---- GIVEN RECORDS
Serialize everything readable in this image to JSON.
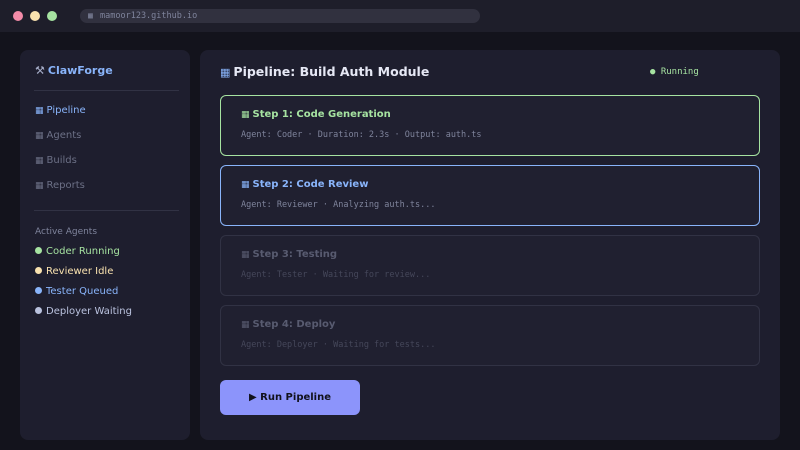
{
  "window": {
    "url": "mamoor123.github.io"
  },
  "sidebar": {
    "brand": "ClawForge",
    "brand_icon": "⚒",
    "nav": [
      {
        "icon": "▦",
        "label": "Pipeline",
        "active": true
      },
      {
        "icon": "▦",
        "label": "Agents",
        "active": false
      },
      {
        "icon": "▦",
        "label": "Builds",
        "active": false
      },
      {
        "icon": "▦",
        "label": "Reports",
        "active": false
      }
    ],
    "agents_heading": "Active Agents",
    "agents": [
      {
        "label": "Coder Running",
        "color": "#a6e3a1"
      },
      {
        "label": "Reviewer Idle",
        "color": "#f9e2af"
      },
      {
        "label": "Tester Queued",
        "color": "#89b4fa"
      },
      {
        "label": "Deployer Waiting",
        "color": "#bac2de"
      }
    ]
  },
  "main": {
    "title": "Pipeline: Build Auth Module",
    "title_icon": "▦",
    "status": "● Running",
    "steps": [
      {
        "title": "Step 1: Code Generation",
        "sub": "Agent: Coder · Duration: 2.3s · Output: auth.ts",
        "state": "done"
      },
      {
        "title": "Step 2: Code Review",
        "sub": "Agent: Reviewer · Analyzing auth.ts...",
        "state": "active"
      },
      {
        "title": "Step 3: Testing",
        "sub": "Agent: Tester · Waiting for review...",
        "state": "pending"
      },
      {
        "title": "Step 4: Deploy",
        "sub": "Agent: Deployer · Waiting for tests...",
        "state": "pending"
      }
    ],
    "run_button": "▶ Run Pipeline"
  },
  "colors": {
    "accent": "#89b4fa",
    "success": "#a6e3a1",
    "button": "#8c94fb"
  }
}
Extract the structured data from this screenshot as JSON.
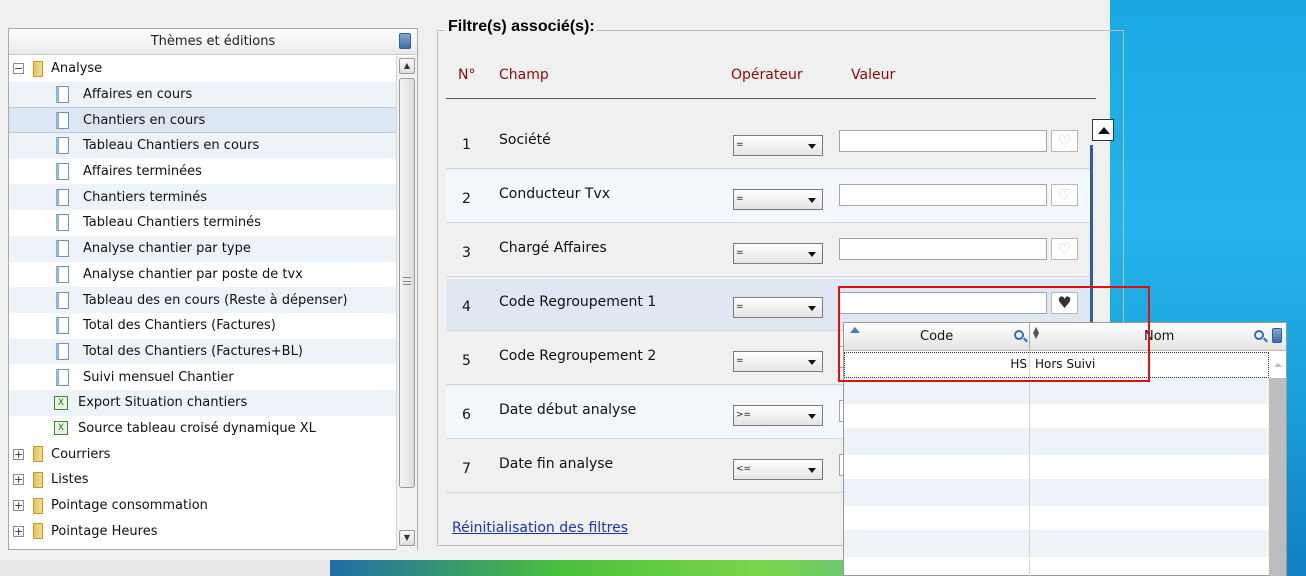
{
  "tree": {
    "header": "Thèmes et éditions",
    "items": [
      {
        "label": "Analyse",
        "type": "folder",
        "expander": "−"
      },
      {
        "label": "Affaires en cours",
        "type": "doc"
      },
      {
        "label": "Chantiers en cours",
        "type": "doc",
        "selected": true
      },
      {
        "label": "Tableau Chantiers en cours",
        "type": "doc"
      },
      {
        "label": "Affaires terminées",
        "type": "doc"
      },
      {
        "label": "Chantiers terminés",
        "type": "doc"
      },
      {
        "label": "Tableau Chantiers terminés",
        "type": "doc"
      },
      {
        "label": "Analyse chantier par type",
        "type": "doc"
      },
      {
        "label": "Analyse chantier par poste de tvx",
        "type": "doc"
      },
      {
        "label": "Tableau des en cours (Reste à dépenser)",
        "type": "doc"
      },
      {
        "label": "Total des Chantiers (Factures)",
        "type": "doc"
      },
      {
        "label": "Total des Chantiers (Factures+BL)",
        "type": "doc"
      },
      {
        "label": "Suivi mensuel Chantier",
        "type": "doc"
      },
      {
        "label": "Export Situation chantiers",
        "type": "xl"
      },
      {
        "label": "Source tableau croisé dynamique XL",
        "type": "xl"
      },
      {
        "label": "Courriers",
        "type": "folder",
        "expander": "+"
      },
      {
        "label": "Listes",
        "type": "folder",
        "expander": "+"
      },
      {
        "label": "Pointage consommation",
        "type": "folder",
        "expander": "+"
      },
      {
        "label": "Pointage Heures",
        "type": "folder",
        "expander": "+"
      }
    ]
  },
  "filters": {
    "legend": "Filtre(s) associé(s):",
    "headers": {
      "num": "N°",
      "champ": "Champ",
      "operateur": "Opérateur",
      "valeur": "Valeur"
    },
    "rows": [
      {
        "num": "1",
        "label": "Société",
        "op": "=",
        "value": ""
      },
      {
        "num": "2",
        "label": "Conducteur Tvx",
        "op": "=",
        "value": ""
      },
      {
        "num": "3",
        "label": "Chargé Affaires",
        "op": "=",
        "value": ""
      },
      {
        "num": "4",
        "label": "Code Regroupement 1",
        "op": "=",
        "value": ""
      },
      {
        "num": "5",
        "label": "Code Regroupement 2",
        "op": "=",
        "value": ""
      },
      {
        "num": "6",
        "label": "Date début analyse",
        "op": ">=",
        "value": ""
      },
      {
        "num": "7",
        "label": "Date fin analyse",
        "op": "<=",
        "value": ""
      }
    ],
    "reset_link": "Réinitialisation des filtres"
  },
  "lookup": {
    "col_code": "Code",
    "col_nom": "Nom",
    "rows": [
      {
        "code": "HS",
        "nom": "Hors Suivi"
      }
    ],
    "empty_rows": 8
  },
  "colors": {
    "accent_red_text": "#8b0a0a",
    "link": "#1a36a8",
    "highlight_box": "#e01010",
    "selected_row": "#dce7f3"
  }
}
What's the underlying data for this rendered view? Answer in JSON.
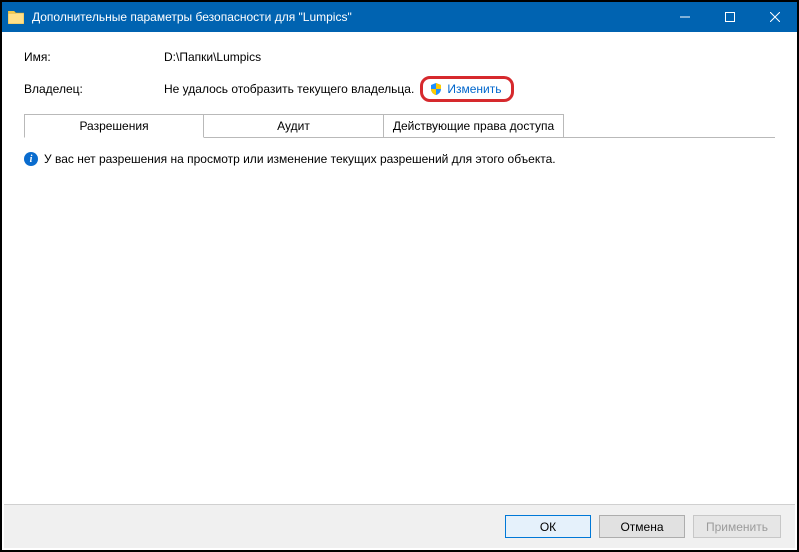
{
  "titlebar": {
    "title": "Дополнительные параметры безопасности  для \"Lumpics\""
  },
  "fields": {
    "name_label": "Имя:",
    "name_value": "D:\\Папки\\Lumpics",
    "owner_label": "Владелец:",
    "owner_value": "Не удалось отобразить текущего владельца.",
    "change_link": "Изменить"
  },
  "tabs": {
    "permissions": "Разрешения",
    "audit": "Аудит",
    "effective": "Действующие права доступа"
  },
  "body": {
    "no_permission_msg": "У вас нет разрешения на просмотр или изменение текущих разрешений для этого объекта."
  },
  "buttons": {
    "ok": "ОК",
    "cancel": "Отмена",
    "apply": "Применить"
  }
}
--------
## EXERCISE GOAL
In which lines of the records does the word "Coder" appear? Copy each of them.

## SOLUTION BELOW
        "label": "Coder Running",
        "sub": "Agent: Coder · Duration: 2.3s · Output: auth.ts",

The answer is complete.